Zimbabwe Government Invests in Advanced Cancer Treatment Equipment for Public Hospitals

November 12, 2023
Cancer Machine | Report Focus News
Cancer Machine

In a major boost for the country’s healthcare sector, the government has made a significant investment in cancer treatment technology, acquiring advanced radiotherapy machines for installation in two of the nation’s largest public hospitals. These state-of-the-art machines, earmarked for Parirenyatwa Group of Hospitals and Mpilo Central Hospital, are part of a broader initiative to enhance cancer treatment services in public health institutions.

The move, seen as a critical step in addressing the growing cancer burden, involves an investment of US$2.4 million from the Treasury for the purchase of cutting-edge radiotherapy machines. This development comes as a relief to many, especially considering the breakdown of the last functional radiotherapy machine at Parirenyatwa in 2020, which had been operational since its acquisition nearly a decade ago with assistance from the International Atomic Energy Agency.

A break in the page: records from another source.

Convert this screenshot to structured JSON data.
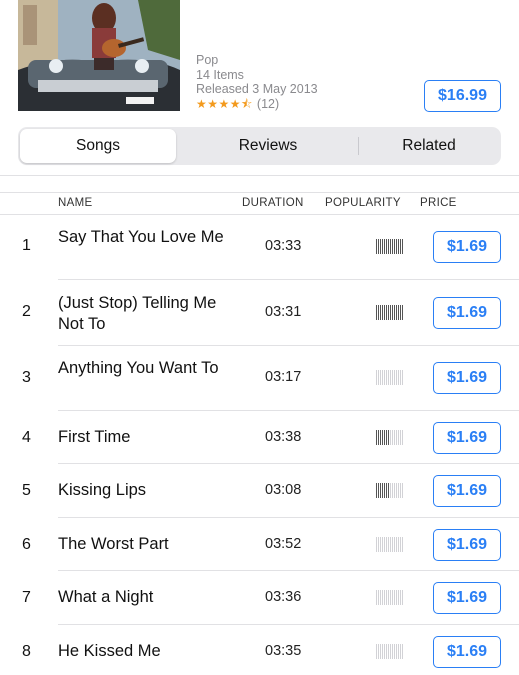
{
  "album": {
    "art_alt": "",
    "genre": "Pop",
    "items": "14 Items",
    "released": "Released 3 May 2013",
    "stars": "★★★★⯪",
    "rating_count": "(12)",
    "price": "$16.99"
  },
  "tabs": [
    {
      "label": "Songs",
      "active": true
    },
    {
      "label": "Reviews",
      "active": false
    },
    {
      "label": "Related",
      "active": false
    }
  ],
  "columns": {
    "name": "NAME",
    "duration": "DURATION",
    "popularity": "POPULARITY",
    "price": "PRICE"
  },
  "tracks": [
    {
      "num": "1",
      "title": "Say That You Love Me",
      "duration": "03:33",
      "popularity": 1.0,
      "price": "$1.69"
    },
    {
      "num": "2",
      "title": "(Just Stop) Telling Me Not To",
      "duration": "03:31",
      "popularity": 1.0,
      "price": "$1.69"
    },
    {
      "num": "3",
      "title": "Anything You Want To",
      "duration": "03:17",
      "popularity": 0.0,
      "price": "$1.69"
    },
    {
      "num": "4",
      "title": "First Time",
      "duration": "03:38",
      "popularity": 0.5,
      "price": "$1.69"
    },
    {
      "num": "5",
      "title": "Kissing Lips",
      "duration": "03:08",
      "popularity": 0.5,
      "price": "$1.69"
    },
    {
      "num": "6",
      "title": "The Worst Part",
      "duration": "03:52",
      "popularity": 0.0,
      "price": "$1.69"
    },
    {
      "num": "7",
      "title": "What a Night",
      "duration": "03:36",
      "popularity": 0.0,
      "price": "$1.69"
    },
    {
      "num": "8",
      "title": "He Kissed Me",
      "duration": "03:35",
      "popularity": 0.0,
      "price": "$1.69"
    }
  ],
  "colors": {
    "accent": "#2a7ff5",
    "stars": "#f39a1d",
    "pop_on": "#555555",
    "pop_off": "#d2d2d6"
  }
}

Additionally, plans are underway to procure Gamma Knife machines for both hospitals. These machines represent the latest in radiosurgery technology, utilizing gamma radiation beams for intricate procedures on tumors in the brain, spinal cord, and other sensitive areas.

The government’s commitment extends beyond new acquisitions. An additional US$2.3 million has been released for the repair of existing radiotherapy machines—three at Parirenyatwa and two at Mpilo. This move is critical, given that Mpilo’s last machine broke down a year before Parirenyatwa’s machine, leaving a significant gap in public cancer treatment services.

Finance, Economic Development and Investment Promotion Minister, Professor Mthuli Ncube, highlighted the government’s focus on expediting the procurement of vital cancer diagnosis and treatment equipment. He confirmed the purchase of the radiotherapy machines and the planned acquisition of Gamma Knife machines for treating brain tumors.

In a forward-looking fiscal strategy, Prof. Ncube indicated a potential expansion of the “sin tax” regime, currently levied on cigarettes and alcoholic beverages, to include fizzy drinks. This expansion aims to generate additional revenue for the health sector, particularly for combating cancer and other non-communicable diseases. This proposal aligns with global health financing trends, where governments are increasingly seeking innovative ways to fund healthcare needs.